Daru. 2019 Jun ;27(1):35-42. Epub 2019 Jun 12. PMID: 31187452
BACKGROUND: Antibiotic resistant strains of Pseudomonas aeruginosa are the cause of Gram negative nosocomial infections especially among the immunosuppressed patients. The bacteria contains las I and las R genes that play very important roles in the pathogenesis and mechanisms of aggression. These genes can be influenced by the quorum sensing (QS) system and such mechanism is becoming clinically important worldwide. This study aimed to investigate the preventive effects of green coffee extract (GCE) on the expression of pathogenesis-related genes, las I and las R in P. aeruginosa.
METHODS: A total of fifty four P. aeruginosa strains were isolated out of 100 clinical samples collected from the infectious wards in different hospitals (Tehran province) using conventional microscopic and biochemical methods. Susceptibility of the isolates to different antibiotics, GCE and chlorogenic acid were elucidated. Multiplex polymerase chain reaction (PCR) and real-time PCR were performed to detect and quantify the expression levels of las I and las R genes. The presence of chlorogenic acid in GCE was confirmed by HPLC.

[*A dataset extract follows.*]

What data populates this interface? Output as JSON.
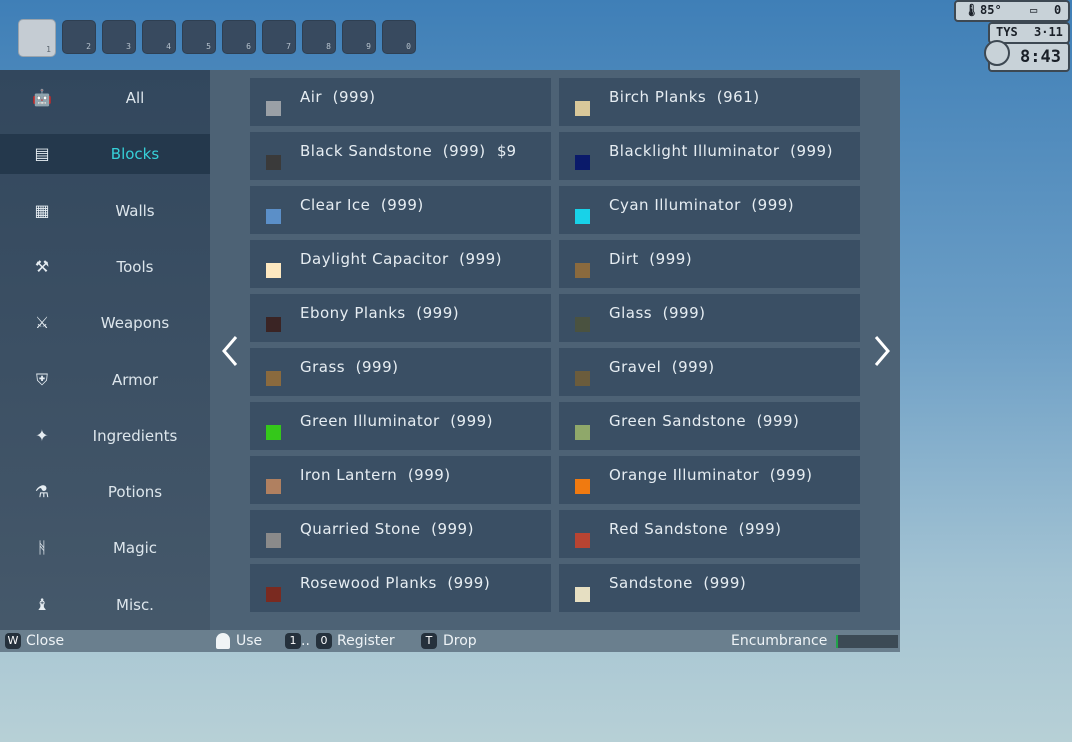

RESULTS: Antibiotic susceptibility tests revealed multidrug resistance among the clinical isolates of those 40 strains were resistant to ciprofloxacin (74.07%), 43 to ceftazidime (79.26%), 29 to amikacin (53.7%), 42 to ampicillin (77.77%), 17 to colistin (31.48%), 40 to gentamicin (74.77%), and 50 to piperacillin (92.59%). PCR outcomes exhibited that the frequency of las I and las R genes were 100% in resistant and sensitive strains isolated from clinical and standard strains of P. aeruginosa (ATCC 15449). Real-time PCR analyses revealed that GCE significantly prevented the expression of las I and las R genes in P. aeruginosa. GCE at concentration level as low as 2.5 mg/mL could prevent the expression of lasI and lasR genes in P. aeruginosa clinical isolates.
CONCLUSION: The presence and expression levels of las I and las R genes in P. aeruginosa isolates were investigated when the bacteria was exposed to GCE. Our results tend to suggest that genes involved in pathogenesis of:Pseudomonas aeruginosa are down regulated by quorum sensing effect of chlorogenic acid and therefore GCE could be useful as an adjuvant in combating multidrug resistance strains of Pseudomonas aeruginosa.